b) The composition of local partnerships i.e. which public, private and third sector actors or stakeholders are normally involved in its delivery (e.g. national/regional/local governments, social partners, companies, NGOs, NPOs, etc.)?
There are two main types of LED in Hungary. First one is part of the Public Employment Service a de-concentrated governmental organization. These are the regional employment councils (RMTs). Participators of these councils are the delegates of the employers and employees organizations and the delegates of county and large local governments. The other type of LED is the local employment pact. The participators of these pacts vary, but the main difference is that other NGOs are also participating in these pacts, while the participation of trade unions is not common.
The ECBFI noted that the Hungarian economy had lately lost ground to its neighbours and economic rivals. So if they ever had the ambition to become the hub of this region of small and medium-sized economies, then we had better wait for a while. Admittedly, it is hard to adequately define the relative weight or importance of an economy in a geographic region. It is a little easier though to grade the international attraction of a city conceptually as well as statistically. Let us ask first: did anyone seriously think that the Hungarian capital, small for a metropolis (although big for a modestly sized nation of ten million people), might emerge as the economic or intellectual centre of the Central and Eastern European (CEE) region?
Two decades ago, we thought in Hungary that of all the capitals of the CEE countries, Budapest came top, on several economic fronts at least. This did not sound like such an extravagant claim then, at least considering the competition. Bratislava, the second capital of the then disintegrating Czechoslovakia and too close to Vienna, hardly seemed a serious rival. Bucharest, stricken with the dismal architectural legacy of the Ceauşescu era, and a city notorious at the time for its legions of stray dogs? Warsaw perhaps? During the communist era, the Polish capital, terribly damaged in the Second World War, was rebuilt into a characterless city. Belgrade? Come on; in the early 1990s it was the capital of rump Yugoslavia, an entity that was falling to pieces in anger. Serbia sunk into a lasting economic, social and political crisis first, before getting involved in bloody conflicts in the region and finally clashing with theWest, a conflict during which its Danube bridges were bombed by NATO planes. Zagreb, twenty years ago, was also the capital of a country at war. Ljubljana at the foot of the Alps? Small and not close enough to the key geographical corridors.

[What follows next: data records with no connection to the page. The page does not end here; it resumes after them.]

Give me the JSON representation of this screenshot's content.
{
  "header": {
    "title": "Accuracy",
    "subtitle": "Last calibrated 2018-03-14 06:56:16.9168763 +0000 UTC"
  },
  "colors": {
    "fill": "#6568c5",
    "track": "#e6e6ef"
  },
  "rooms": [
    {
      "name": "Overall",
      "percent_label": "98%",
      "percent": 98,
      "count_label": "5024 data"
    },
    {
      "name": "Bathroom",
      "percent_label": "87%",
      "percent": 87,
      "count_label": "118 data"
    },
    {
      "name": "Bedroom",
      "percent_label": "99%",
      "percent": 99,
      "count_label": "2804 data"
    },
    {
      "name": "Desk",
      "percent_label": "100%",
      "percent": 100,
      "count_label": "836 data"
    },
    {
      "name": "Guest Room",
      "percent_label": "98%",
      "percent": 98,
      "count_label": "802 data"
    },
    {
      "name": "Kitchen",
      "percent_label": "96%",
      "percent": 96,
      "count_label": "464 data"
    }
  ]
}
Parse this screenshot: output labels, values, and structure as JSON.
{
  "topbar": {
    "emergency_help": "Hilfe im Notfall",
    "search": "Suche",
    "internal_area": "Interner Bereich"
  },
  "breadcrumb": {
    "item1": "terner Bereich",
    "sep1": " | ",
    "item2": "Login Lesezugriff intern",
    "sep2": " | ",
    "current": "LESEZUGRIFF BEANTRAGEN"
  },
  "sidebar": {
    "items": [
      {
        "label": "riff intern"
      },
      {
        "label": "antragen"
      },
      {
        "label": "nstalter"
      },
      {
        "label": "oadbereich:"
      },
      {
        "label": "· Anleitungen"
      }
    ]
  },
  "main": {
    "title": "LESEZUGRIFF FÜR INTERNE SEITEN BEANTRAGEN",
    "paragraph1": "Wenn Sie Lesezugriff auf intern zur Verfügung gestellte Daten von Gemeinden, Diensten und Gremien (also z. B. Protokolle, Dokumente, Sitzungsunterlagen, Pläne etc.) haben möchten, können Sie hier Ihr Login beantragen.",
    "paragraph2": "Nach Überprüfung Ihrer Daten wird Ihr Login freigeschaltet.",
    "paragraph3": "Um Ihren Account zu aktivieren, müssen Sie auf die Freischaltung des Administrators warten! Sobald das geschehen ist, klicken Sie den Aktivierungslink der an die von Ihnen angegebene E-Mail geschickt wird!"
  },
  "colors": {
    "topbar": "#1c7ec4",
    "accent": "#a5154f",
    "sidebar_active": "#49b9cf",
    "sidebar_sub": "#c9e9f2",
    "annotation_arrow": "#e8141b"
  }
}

Hence Budapest was left standing, and, of course, Prague. But, as the Czechs like to say, Prague is west of Vienna, and more a Central European city than a CEE city. The very region in transition is also entirely located east of Prague. By definition, a regional centre should be somehow in the core geographically, infrastructure-wise and in terms of intellectual richness. A hub is an inner place to which business people, executives, civil servants and politicians gravitate if they want to meet people of influence. It is a place where the moneyed elite and persons of knowledge hang around as a matter of course, a place where important things happen.
You may retort that the really important decisions are not made at all in the CEE region but in distant centres of power: in Brussels, Washington, New York or Berlin. This may well be true in general, but the existence of global centres does not exclude but rather presupposes the existence of sub-centres. In the world economy, it is definitely so: beside the huge, concentrated financial markets (New York, London, Tokyo, Frankfurt), you will also find sub-centres with strong regional influence, such as Milan, Barcelona, Amsterdam or Vienna.